Frewin Development Update - 17th March 2022

It is the final week of archaeology at Frewin and Oxford Archaeology are due to leave site this weekend.decorated_Newbuty_ware_1050-1250AD_copy_copy.jpg

After archaeological excavation is complete there will be a large amount of the site (approx. 80%) where archaeological deposits will be left in situ and preserved below the basement floor of the new building. The majority of the features left in situ are pits, with the occassional well, and a cess pit, plus the 14th century basement  A full record of the archaeological horizon to be left in situ (using a combination of drone photogrammetry and hand-drawn scaled plans) will sit within the site archive.

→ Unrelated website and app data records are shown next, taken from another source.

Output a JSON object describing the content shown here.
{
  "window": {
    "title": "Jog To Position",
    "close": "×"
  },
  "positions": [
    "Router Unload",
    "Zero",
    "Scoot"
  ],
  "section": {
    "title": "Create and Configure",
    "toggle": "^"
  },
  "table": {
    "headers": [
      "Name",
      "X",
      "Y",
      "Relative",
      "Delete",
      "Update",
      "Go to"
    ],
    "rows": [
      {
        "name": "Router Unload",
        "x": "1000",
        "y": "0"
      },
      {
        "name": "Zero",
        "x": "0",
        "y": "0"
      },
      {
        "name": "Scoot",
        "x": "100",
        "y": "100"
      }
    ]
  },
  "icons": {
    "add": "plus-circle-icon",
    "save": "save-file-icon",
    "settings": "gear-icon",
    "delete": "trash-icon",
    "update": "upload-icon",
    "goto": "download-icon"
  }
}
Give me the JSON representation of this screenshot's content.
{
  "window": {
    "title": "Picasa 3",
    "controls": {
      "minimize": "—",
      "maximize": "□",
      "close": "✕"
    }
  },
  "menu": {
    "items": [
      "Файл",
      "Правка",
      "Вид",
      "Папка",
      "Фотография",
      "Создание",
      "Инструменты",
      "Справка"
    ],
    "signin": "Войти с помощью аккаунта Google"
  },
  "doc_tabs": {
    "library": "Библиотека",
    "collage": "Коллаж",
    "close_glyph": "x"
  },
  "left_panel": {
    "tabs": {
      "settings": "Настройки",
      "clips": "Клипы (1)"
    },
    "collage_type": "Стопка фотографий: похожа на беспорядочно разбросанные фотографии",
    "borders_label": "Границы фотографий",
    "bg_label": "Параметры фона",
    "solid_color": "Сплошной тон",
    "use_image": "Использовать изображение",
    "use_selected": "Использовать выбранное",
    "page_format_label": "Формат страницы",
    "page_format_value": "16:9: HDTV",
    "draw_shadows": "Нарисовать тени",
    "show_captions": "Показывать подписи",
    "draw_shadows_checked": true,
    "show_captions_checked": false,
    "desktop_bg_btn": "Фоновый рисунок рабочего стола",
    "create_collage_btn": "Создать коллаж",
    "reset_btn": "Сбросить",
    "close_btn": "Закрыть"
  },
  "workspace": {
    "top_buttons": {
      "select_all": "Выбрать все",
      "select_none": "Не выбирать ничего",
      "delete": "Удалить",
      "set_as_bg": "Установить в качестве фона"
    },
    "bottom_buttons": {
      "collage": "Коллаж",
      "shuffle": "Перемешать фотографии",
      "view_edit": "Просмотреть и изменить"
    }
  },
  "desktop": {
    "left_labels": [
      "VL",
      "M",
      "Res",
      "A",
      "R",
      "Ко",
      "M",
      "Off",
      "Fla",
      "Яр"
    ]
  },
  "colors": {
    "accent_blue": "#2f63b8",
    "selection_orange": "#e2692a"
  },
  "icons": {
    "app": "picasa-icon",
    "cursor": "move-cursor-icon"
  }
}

The occassional flint artefact has been recovered, including a crude end-scraper (a utilitarian tool) and a very nice example of an Early Neolithic serrated blade tool. Indicates human activity at the site dating back 5,500 years - when societies were on the cusp of adopting agricultural subsitence lifestyles but still hunting and gathering.

Late Saxon 

More Late Saxon features are now being excavated. A very nice example of a crude ceramic loom weight was found- this would have been utilised as illustrated here .

The Norman Period mid11th - mid13th century

Features, mainly pits, but also a newly discovered stone-lined feature (possibly a well). Some really nice artefacts are being found adding to the picture of life of the high-status early residents who usedAntler_tools_-_worn_points_and_cut_ends.jpg the undercroft - these include a button made from deer antler, and a collection of raw antler - perhaps indicating a specific craft activity in this part of Oxford in the immediate post-Norman Conquest period.

The Lead Archeologist concluded that Frewin was a “fantastically rich and interesting site” to work on and thanked College for their funding, patience and interest in this unrepeatable and fascinating investigation.

[Photos of Decorated Newbuty ware 1050-1250AD & Antler tools]